'Man being born...to perfect freedom...hath by nature a power...to preserve his property, that is, his life, liberty and estate.' Locke's Second Treatise of Government (1689) is one of the great classics of political philosophy, widely regarded as the foundational text of modern liberalism. In it Locke insists on majority rule, and regards no government as legitimate unless it has the consent of the people. He sets aside people's ethnicities, religions, and cultures and envisages political societies which command our assent because they meet our elemental needs simply as humans. His work helped to entrench ideas of a social contract, human rights, and protection of property as the guiding principles for just actions and just societies. Published in the same year, A Letter Concerning Toleration aimed to end Christianity's wars of religion and called for the separation of church and state so that everyone could enjoy freedom of conscience. In this edition of these two major works, Mark Goldie considers the contested nature of Locke's reputation, which is often appropriated by opposing political and religious ideologies. ABOUT THE SERIES: For over 100 years Oxford World's Classics has made available the widest range of literature from around the globe. Each affordable volume reflects Oxford's commitment to scholarship, providing the most accurate text plus a wealth of other valuable features, including expert introductions by leading authorities, helpful notes to clarify the text, up-to-date bibliographies for further study, and much more.

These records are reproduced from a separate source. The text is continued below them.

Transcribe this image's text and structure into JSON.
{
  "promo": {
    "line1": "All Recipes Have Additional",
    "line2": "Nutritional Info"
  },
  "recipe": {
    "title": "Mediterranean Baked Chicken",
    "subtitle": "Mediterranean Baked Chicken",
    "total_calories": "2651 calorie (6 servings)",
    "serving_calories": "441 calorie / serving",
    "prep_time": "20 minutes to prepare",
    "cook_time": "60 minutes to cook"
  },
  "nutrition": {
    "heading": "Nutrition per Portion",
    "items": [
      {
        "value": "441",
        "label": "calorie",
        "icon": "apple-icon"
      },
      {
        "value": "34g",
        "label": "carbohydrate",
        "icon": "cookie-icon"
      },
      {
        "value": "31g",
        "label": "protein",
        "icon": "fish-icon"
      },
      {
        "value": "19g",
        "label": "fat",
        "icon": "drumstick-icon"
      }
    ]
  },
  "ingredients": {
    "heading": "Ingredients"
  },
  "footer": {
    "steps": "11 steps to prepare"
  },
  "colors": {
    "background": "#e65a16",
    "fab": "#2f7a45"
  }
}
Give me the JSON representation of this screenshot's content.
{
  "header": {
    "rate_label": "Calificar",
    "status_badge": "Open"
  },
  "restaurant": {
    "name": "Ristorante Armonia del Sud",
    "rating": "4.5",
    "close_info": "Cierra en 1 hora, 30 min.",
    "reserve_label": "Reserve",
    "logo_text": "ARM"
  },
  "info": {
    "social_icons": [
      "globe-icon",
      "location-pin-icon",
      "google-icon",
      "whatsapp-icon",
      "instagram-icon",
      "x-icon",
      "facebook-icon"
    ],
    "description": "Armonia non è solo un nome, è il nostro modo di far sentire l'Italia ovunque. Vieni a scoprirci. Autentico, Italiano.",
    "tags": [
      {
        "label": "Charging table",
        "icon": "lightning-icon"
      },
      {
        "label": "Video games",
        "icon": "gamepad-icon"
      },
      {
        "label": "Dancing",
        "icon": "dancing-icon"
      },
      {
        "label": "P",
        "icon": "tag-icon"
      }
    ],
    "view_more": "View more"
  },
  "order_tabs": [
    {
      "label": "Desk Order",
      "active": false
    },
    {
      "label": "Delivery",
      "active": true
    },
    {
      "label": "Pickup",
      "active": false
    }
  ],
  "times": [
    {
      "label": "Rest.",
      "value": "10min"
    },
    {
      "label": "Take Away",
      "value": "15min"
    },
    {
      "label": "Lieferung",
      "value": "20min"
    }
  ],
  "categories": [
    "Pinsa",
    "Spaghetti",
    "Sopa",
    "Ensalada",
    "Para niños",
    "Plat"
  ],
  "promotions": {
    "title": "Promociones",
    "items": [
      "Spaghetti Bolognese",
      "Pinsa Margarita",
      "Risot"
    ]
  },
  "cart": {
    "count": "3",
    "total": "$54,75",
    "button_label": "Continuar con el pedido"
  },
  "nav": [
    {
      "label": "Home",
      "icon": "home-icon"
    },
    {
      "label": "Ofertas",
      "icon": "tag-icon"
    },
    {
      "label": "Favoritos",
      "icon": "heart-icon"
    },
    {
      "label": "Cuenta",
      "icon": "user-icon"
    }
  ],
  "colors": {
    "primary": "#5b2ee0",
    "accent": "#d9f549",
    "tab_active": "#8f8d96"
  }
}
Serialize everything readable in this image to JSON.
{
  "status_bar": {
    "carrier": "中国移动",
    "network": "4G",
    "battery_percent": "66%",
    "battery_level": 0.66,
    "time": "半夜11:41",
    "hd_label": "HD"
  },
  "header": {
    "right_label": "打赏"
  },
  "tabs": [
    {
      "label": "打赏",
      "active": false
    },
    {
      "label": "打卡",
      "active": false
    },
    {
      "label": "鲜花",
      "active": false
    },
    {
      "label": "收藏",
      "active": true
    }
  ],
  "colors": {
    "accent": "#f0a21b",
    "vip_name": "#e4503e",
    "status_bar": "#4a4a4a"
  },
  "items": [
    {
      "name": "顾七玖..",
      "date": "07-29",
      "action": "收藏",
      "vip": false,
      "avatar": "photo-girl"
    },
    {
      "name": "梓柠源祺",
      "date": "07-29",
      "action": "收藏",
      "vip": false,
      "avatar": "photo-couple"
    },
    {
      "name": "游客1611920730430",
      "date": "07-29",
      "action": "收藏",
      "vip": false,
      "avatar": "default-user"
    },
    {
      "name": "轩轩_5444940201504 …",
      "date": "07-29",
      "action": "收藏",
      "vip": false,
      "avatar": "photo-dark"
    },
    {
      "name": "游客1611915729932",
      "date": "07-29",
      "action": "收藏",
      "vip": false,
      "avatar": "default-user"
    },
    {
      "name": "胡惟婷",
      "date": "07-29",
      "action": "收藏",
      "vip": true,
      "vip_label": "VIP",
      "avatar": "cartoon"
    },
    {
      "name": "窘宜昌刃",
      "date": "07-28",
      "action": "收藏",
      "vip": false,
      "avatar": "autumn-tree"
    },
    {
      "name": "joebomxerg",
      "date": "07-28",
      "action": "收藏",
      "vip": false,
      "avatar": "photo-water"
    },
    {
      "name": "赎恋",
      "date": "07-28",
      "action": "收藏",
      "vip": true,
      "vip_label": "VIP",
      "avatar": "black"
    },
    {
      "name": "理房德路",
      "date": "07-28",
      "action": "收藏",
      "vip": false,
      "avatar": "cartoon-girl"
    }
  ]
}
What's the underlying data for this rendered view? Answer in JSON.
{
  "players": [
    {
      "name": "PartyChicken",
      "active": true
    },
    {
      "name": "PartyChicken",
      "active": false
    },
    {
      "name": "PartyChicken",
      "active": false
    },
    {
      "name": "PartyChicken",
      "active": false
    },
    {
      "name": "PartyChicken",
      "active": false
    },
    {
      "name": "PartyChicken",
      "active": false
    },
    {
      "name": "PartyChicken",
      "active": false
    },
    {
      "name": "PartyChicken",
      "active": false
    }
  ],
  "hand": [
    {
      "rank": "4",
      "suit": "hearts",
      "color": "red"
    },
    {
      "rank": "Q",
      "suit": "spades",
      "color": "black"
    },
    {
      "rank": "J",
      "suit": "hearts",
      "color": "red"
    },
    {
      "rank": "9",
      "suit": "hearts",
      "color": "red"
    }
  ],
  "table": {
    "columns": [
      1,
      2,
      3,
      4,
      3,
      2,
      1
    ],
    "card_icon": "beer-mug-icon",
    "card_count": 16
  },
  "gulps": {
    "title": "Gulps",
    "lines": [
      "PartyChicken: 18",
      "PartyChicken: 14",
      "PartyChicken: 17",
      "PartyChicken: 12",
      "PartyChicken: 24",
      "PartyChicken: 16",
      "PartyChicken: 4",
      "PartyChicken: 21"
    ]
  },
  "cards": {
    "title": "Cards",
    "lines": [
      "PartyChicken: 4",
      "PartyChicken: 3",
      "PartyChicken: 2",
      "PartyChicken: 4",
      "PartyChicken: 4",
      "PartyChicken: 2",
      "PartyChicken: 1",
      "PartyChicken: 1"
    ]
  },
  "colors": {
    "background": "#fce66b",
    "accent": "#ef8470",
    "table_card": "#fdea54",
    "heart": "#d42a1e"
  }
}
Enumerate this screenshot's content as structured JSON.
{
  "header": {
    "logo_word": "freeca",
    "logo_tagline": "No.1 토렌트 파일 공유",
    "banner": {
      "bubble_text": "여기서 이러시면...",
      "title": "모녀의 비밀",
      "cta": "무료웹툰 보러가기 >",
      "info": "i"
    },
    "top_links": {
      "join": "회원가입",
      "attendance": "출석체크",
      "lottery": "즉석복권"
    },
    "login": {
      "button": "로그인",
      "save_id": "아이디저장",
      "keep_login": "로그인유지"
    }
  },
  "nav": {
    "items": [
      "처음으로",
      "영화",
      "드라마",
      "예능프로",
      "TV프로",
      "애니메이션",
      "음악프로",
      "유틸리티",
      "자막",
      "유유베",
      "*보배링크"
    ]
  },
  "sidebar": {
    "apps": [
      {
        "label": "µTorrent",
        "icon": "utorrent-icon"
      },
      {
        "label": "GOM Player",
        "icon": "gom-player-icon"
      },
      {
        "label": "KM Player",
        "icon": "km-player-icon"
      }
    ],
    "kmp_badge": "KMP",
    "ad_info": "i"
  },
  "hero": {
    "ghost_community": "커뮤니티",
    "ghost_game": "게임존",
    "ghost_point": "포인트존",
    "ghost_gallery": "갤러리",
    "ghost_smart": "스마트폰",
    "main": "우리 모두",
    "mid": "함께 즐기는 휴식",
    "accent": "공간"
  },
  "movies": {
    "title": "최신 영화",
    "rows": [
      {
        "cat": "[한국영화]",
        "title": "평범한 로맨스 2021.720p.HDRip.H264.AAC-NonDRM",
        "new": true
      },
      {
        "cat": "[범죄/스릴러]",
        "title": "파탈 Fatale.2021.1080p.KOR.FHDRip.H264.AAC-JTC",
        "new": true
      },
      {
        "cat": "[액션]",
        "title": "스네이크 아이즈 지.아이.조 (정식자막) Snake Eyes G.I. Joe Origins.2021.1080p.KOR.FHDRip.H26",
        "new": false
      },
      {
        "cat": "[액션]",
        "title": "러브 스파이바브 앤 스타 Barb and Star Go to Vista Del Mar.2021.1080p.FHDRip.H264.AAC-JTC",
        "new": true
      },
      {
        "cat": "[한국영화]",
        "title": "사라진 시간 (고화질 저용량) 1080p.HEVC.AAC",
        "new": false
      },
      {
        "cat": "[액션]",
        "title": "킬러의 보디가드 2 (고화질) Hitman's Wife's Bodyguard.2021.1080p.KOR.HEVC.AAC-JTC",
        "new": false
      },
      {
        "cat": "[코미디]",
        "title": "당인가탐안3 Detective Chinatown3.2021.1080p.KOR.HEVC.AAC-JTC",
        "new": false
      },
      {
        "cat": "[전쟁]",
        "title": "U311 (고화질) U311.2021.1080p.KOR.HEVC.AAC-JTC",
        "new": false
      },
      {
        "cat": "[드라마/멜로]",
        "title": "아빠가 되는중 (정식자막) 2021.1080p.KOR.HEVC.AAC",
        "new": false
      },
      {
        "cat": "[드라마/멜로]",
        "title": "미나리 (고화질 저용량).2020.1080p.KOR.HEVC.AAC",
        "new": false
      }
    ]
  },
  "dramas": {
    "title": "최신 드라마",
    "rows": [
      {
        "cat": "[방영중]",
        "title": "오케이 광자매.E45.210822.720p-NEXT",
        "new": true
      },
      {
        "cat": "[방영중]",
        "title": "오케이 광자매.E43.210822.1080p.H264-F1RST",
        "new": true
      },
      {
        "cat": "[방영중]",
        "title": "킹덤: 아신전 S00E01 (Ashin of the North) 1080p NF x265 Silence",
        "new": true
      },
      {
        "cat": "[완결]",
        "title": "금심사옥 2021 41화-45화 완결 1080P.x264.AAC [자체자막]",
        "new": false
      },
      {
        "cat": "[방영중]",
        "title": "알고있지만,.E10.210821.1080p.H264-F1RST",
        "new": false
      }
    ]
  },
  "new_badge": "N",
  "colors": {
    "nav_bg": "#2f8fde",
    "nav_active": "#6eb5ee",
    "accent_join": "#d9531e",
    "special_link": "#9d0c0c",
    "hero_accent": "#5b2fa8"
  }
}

This volume guides the reader through a detailed examination of the text to an understanding of Locke’s political ideas in relation to his writings on philosophy, education, religion and economics and the influence these ideas had upon eighteenth-century political theorists. The author shows how Locke carefully constructed his political perspective as a defence of the principles of natural rights, constitutional government and popular resistance. He offers an original interpretation of the Two Treatises..., emphasizing the specific ways in which Locke’s political purposes in writing the work influence his discussion of such concepts as the state of nature, property, consent and tyranny. The author discusses the historical and biographical context of the work and demonstrates how eighteenth century political thinkers developed or rejected aspects of Locke’s political theory and summarizes important recent studies of Locke’s work.
Examines how knowledge is socially constructed within particular discourse communities.